_Exercise prompt_
Copy every entry exactly as given, minus the images.

------------------------------------------------

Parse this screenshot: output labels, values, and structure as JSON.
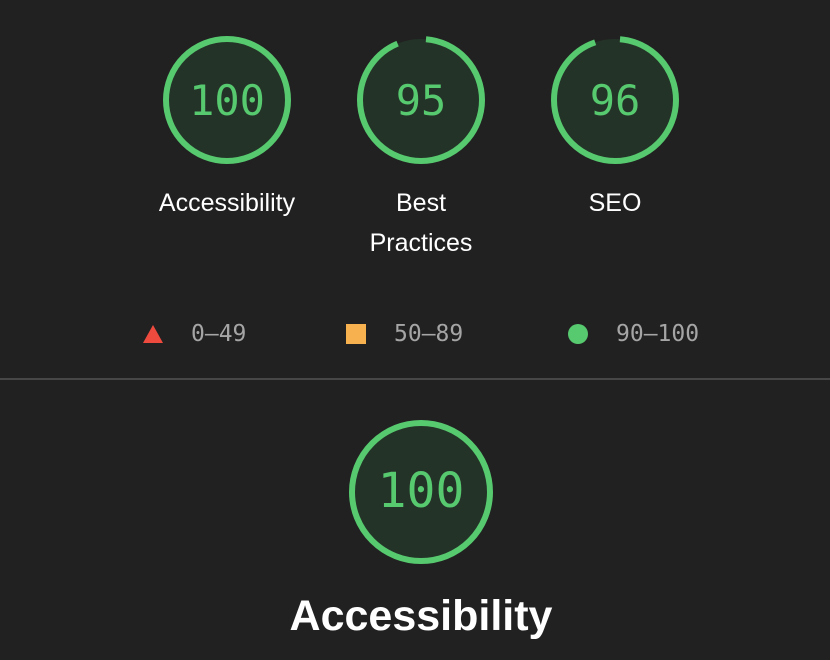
{
  "summary_gauges": [
    {
      "category": "Accessibility",
      "score": "100",
      "score_value": 100
    },
    {
      "category": "Best Practices",
      "score": "95",
      "score_value": 95
    },
    {
      "category": "SEO",
      "score": "96",
      "score_value": 96
    }
  ],
  "legend": [
    {
      "range": "0–49",
      "shape": "triangle",
      "color": "#ef4a3e"
    },
    {
      "range": "50–89",
      "shape": "square",
      "color": "#f7b14f"
    },
    {
      "range": "90–100",
      "shape": "circle",
      "color": "#57c96f"
    }
  ],
  "category_header": {
    "score": "100",
    "score_value": 100,
    "title": "Accessibility"
  },
  "colors": {
    "background": "#212121",
    "pass": "#57c96f",
    "gauge_fill": "#243328",
    "divider": "#474747",
    "legend_text": "#a5a5a5"
  }
}
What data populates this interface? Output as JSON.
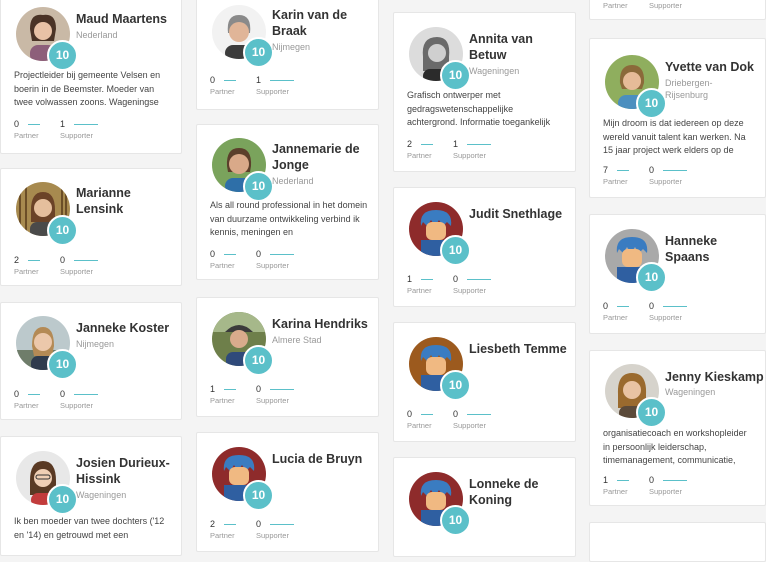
{
  "badge_color": "#5bc0c9",
  "stat_labels": {
    "partner": "Partner",
    "supporter": "Supporter"
  },
  "badge_value": "10",
  "cards": {
    "maud": {
      "name": "Maud Maartens",
      "location": "Nederland",
      "desc": "Projectleider bij gemeente Velsen en boerin in de Beemster. Moeder van twee volwassen zoons. Wageningse",
      "partner": "0",
      "supporter": "1"
    },
    "marianne": {
      "name": "Marianne Lensink",
      "location": "",
      "desc": "",
      "partner": "2",
      "supporter": "0"
    },
    "janneke": {
      "name": "Janneke Koster",
      "location": "Nijmegen",
      "desc": "",
      "partner": "0",
      "supporter": "0"
    },
    "josien": {
      "name": "Josien Durieux-Hissink",
      "location": "Wageningen",
      "desc": "Ik ben moeder van twee dochters ('12 en '14) en getrouwd met een",
      "partner": "",
      "supporter": ""
    },
    "karin": {
      "name": "Karin van de Braak",
      "location": "Nijmegen",
      "desc": "",
      "partner": "0",
      "supporter": "1"
    },
    "jannemarie": {
      "name": "Jannemarie de Jonge",
      "location": "Nederland",
      "desc": "Als all round professional in het domein van duurzame ontwikkeling verbind ik kennis, meningen en",
      "partner": "0",
      "supporter": "0"
    },
    "karina": {
      "name": "Karina Hendriks",
      "location": "Almere Stad",
      "desc": "",
      "partner": "1",
      "supporter": "0"
    },
    "lucia": {
      "name": "Lucia de Bruyn",
      "location": "",
      "desc": "",
      "partner": "2",
      "supporter": "0"
    },
    "annita": {
      "name": "Annita van Betuw",
      "location": "Wageningen",
      "desc": "Grafisch ontwerper met gedragswetenschappelijke achtergrond. Informatie toegankelijk",
      "partner": "2",
      "supporter": "1"
    },
    "judit": {
      "name": "Judit Snethlage",
      "location": "",
      "desc": "",
      "partner": "1",
      "supporter": "0"
    },
    "liesbeth": {
      "name": "Liesbeth Temme",
      "location": "",
      "desc": "",
      "partner": "0",
      "supporter": "0"
    },
    "lonneke": {
      "name": "Lonneke de Koning",
      "location": "",
      "desc": "",
      "partner": "",
      "supporter": ""
    },
    "top4": {
      "partner_label": "Partner",
      "supporter_label": "Supporter"
    },
    "yvette": {
      "name": "Yvette van Dok",
      "location": "Driebergen-Rijsenburg",
      "desc": "Mijn droom is dat iedereen op deze wereld vanuit talent kan werken. Na 15 jaar project werk elders op de",
      "partner": "7",
      "supporter": "0"
    },
    "hanneke": {
      "name": "Hanneke Spaans",
      "location": "",
      "desc": "",
      "partner": "0",
      "supporter": "0"
    },
    "jenny": {
      "name": "Jenny Kieskamp",
      "location": "Wageningen",
      "desc": "organisatiecoach en workshopleider in persoonlijk leiderschap, timemanagement, communicatie,",
      "partner": "1",
      "supporter": "0"
    }
  }
}
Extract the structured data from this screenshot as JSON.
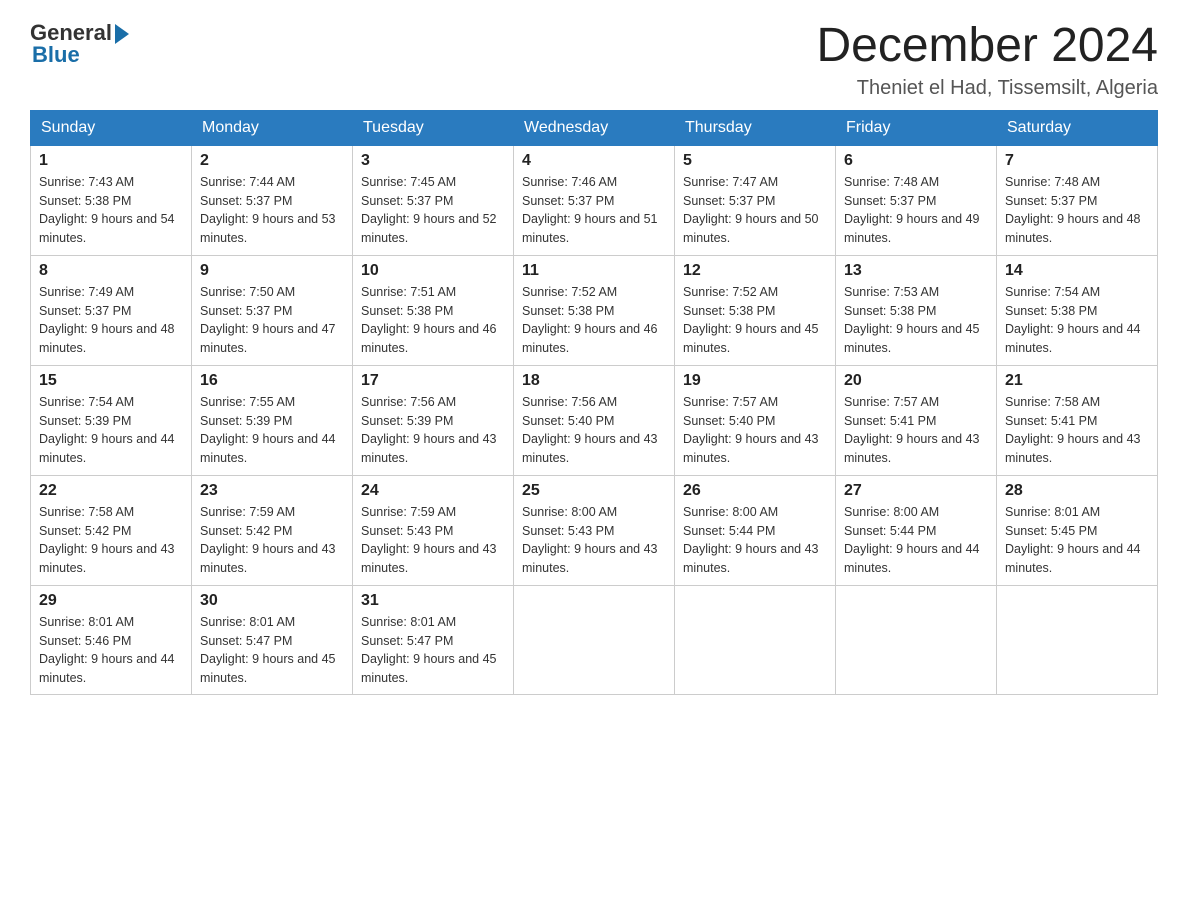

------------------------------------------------

_Solution for this exercise_
Parse this screenshot: output labels, values, and structure as JSON.
{
  "summary_gauges": [
    {
      "category": "Accessibility",
      "score": "100",
      "score_value": 100
    },
    {
      "category": "Best Practices",
      "score": "95",
      "score_value": 95
    },
    {
      "category": "SEO",
      "score": "96",
      "score_value": 96
    }
  ],
  "legend": [
    {
      "range": "0–49",
      "shape": "triangle",
      "color": "#ef4a3e"
    },
    {
      "range": "50–89",
      "shape": "square",
      "color": "#f7b14f"
    },
    {
      "range": "90–100",
      "shape": "circle",
      "color": "#57c96f"
    }
  ],
  "category_header": {
    "score": "100",
    "score_value": 100,
    "title": "Accessibility"
  },
  "colors": {
    "background": "#212121",
    "pass": "#57c96f",
    "gauge_fill": "#243328",
    "divider": "#474747",
    "legend_text": "#a5a5a5"
  }
}
What data populates this interface? Output as JSON.
{
  "badge_color": "#5bc0c9",
  "stat_labels": {
    "partner": "Partner",
    "supporter": "Supporter"
  },
  "badge_value": "10",
  "cards": {
    "maud": {
      "name": "Maud Maartens",
      "location": "Nederland",
      "desc": "Projectleider bij gemeente Velsen en boerin in de Beemster. Moeder van twee volwassen zoons. Wageningse",
      "partner": "0",
      "supporter": "1"
    },
    "marianne": {
      "name": "Marianne Lensink",
      "location": "",
      "desc": "",
      "partner": "2",
      "supporter": "0"
    },
    "janneke": {
      "name": "Janneke Koster",
      "location": "Nijmegen",
      "desc": "",
      "partner": "0",
      "supporter": "0"
    },
    "josien": {
      "name": "Josien Durieux-Hissink",
      "location": "Wageningen",
      "desc": "Ik ben moeder van twee dochters ('12 en '14) en getrouwd met een",
      "partner": "",
      "supporter": ""
    },
    "karin": {
      "name": "Karin van de Braak",
      "location": "Nijmegen",
      "desc": "",
      "partner": "0",
      "supporter": "1"
    },
    "jannemarie": {
      "name": "Jannemarie de Jonge",
      "location": "Nederland",
      "desc": "Als all round professional in het domein van duurzame ontwikkeling verbind ik kennis, meningen en",
      "partner": "0",
      "supporter": "0"
    },
    "karina": {
      "name": "Karina Hendriks",
      "location": "Almere Stad",
      "desc": "",
      "partner": "1",
      "supporter": "0"
    },
    "lucia": {
      "name": "Lucia de Bruyn",
      "location": "",
      "desc": "",
      "partner": "2",
      "supporter": "0"
    },
    "annita": {
      "name": "Annita van Betuw",
      "location": "Wageningen",
      "desc": "Grafisch ontwerper met gedragswetenschappelijke achtergrond. Informatie toegankelijk",
      "partner": "2",
      "supporter": "1"
    },
    "judit": {
      "name": "Judit Snethlage",
      "location": "",
      "desc": "",
      "partner": "1",
      "supporter": "0"
    },
    "liesbeth": {
      "name": "Liesbeth Temme",
      "location": "",
      "desc": "",
      "partner": "0",
      "supporter": "0"
    },
    "lonneke": {
      "name": "Lonneke de Koning",
      "location": "",
      "desc": "",
      "partner": "",
      "supporter": ""
    },
    "top4": {
      "partner_label": "Partner",
      "supporter_label": "Supporter"
    },
    "yvette": {
      "name": "Yvette van Dok",
      "location": "Driebergen-Rijsenburg",
      "desc": "Mijn droom is dat iedereen op deze wereld vanuit talent kan werken. Na 15 jaar project werk elders op de",
      "partner": "7",
      "supporter": "0"
    },
    "hanneke": {
      "name": "Hanneke Spaans",
      "location": "",
      "desc": "",
      "partner": "0",
      "supporter": "0"
    },
    "jenny": {
      "name": "Jenny Kieskamp",
      "location": "Wageningen",
      "desc": "organisatiecoach en workshopleider in persoonlijk leiderschap, timemanagement, communicatie,",
      "partner": "1",
      "supporter": "0"
    }
  }
}
Extract the structured data from this screenshot as JSON.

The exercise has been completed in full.